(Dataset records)
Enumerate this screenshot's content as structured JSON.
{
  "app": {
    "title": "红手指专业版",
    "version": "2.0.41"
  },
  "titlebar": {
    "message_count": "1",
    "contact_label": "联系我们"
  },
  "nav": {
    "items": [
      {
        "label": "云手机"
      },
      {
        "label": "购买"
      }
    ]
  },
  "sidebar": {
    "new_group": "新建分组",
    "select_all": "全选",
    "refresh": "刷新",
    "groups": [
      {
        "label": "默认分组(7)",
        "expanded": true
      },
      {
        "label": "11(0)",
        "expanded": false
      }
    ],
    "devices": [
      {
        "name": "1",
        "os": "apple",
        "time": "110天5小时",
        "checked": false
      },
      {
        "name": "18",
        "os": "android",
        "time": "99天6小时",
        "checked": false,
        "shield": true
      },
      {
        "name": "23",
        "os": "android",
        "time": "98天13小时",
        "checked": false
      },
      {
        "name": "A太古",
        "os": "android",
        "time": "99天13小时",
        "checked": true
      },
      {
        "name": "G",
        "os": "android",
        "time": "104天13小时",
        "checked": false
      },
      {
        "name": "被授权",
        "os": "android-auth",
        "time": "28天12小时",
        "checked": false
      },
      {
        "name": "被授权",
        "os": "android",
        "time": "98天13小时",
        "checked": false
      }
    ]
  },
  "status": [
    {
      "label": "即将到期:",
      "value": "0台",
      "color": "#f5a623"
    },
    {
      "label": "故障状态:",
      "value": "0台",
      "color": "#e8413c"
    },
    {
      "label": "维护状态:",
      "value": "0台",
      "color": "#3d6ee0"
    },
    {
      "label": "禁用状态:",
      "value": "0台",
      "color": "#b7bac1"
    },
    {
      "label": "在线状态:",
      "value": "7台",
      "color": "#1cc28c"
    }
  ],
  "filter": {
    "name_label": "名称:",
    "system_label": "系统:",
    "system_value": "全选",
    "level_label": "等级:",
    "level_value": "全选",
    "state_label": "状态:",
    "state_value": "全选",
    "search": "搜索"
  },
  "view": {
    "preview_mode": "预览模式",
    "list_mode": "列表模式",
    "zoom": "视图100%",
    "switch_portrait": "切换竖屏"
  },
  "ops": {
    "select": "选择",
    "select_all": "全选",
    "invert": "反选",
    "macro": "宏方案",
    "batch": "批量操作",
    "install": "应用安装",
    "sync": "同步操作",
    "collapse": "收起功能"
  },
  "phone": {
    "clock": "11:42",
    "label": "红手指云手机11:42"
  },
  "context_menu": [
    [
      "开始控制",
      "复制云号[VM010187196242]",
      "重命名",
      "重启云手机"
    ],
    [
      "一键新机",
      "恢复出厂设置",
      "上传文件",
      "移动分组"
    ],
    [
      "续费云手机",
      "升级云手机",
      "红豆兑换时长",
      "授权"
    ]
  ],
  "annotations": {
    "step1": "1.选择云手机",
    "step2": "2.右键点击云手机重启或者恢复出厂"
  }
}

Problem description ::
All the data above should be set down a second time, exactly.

Completed exercise ::
Enumerate this screenshot's content as structured JSON.
{
  "app": {
    "title": "红手指专业版",
    "version": "2.0.41"
  },
  "titlebar": {
    "message_count": "1",
    "contact_label": "联系我们"
  },
  "nav": {
    "items": [
      {
        "label": "云手机"
      },
      {
        "label": "购买"
      }
    ]
  },
  "sidebar": {
    "new_group": "新建分组",
    "select_all": "全选",
    "refresh": "刷新",
    "groups": [
      {
        "label": "默认分组(7)",
        "expanded": true
      },
      {
        "label": "11(0)",
        "expanded": false
      }
    ],
    "devices": [
      {
        "name": "1",
        "os": "apple",
        "time": "110天5小时",
        "checked": false
      },
      {
        "name": "18",
        "os": "android",
        "time": "99天6小时",
        "checked": false,
        "shield": true
      },
      {
        "name": "23",
        "os": "android",
        "time": "98天13小时",
        "checked": false
      },
      {
        "name": "A太古",
        "os": "android",
        "time": "99天13小时",
        "checked": true
      },
      {
        "name": "G",
        "os": "android",
        "time": "104天13小时",
        "checked": false
      },
      {
        "name": "被授权",
        "os": "android-auth",
        "time": "28天12小时",
        "checked": false
      },
      {
        "name": "被授权",
        "os": "android",
        "time": "98天13小时",
        "checked": false
      }
    ]
  },
  "status": [
    {
      "label": "即将到期:",
      "value": "0台",
      "color": "#f5a623"
    },
    {
      "label": "故障状态:",
      "value": "0台",
      "color": "#e8413c"
    },
    {
      "label": "维护状态:",
      "value": "0台",
      "color": "#3d6ee0"
    },
    {
      "label": "禁用状态:",
      "value": "0台",
      "color": "#b7bac1"
    },
    {
      "label": "在线状态:",
      "value": "7台",
      "color": "#1cc28c"
    }
  ],
  "filter": {
    "name_label": "名称:",
    "system_label": "系统:",
    "system_value": "全选",
    "level_label": "等级:",
    "level_value": "全选",
    "state_label": "状态:",
    "state_value": "全选",
    "search": "搜索"
  },
  "view": {
    "preview_mode": "预览模式",
    "list_mode": "列表模式",
    "zoom": "视图100%",
    "switch_portrait": "切换竖屏"
  },
  "ops": {
    "select": "选择",
    "select_all": "全选",
    "invert": "反选",
    "macro": "宏方案",
    "batch": "批量操作",
    "install": "应用安装",
    "sync": "同步操作",
    "collapse": "收起功能"
  },
  "phone": {
    "clock": "11:42",
    "label": "红手指云手机11:42"
  },
  "context_menu": [
    [
      "开始控制",
      "复制云号[VM010187196242]",
      "重命名",
      "重启云手机"
    ],
    [
      "一键新机",
      "恢复出厂设置",
      "上传文件",
      "移动分组"
    ],
    [
      "续费云手机",
      "升级云手机",
      "红豆兑换时长",
      "授权"
    ]
  ],
  "annotations": {
    "step1": "1.选择云手机",
    "step2": "2.右键点击云手机重启或者恢复出厂"
  }
}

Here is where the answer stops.